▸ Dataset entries
--- START ---
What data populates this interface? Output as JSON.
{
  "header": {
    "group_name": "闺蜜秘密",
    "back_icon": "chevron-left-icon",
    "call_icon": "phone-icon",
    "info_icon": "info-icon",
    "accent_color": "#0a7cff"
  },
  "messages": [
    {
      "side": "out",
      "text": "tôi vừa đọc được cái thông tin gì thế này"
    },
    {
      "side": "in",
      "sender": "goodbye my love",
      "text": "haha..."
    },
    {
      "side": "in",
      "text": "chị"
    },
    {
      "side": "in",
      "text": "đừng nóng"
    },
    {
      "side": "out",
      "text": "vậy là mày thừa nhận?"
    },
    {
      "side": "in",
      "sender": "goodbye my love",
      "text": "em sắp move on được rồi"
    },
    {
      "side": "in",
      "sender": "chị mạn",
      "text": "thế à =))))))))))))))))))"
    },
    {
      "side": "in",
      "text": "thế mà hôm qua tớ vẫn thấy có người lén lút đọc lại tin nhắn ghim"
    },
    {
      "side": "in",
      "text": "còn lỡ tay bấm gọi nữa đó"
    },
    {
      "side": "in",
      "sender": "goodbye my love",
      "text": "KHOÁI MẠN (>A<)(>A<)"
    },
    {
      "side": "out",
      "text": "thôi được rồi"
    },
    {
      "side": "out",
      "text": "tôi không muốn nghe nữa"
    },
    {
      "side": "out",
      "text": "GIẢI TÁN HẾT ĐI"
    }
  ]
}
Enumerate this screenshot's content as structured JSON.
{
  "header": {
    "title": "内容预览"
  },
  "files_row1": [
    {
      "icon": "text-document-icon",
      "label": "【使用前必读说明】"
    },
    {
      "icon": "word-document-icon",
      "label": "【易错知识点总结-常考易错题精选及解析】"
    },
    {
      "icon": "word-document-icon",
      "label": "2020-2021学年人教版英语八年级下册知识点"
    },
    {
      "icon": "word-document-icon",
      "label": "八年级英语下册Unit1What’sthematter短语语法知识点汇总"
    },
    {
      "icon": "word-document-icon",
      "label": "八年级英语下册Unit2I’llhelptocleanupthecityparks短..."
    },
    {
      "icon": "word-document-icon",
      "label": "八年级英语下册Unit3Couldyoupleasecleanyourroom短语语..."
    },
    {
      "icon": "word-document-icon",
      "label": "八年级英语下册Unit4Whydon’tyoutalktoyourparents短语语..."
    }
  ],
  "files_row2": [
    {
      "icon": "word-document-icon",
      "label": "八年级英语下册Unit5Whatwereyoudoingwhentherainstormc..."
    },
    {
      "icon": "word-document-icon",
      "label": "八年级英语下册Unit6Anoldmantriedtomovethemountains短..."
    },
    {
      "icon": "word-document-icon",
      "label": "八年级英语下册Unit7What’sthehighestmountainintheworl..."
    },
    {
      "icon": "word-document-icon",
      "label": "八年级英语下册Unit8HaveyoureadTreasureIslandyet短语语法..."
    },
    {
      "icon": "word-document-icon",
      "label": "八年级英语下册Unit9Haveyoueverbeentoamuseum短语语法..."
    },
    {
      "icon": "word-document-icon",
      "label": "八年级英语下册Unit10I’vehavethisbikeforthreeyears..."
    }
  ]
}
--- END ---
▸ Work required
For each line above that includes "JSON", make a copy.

▸ Your response
What data populates this interface? Output as JSON.
Enumerate this screenshot's content as structured JSON.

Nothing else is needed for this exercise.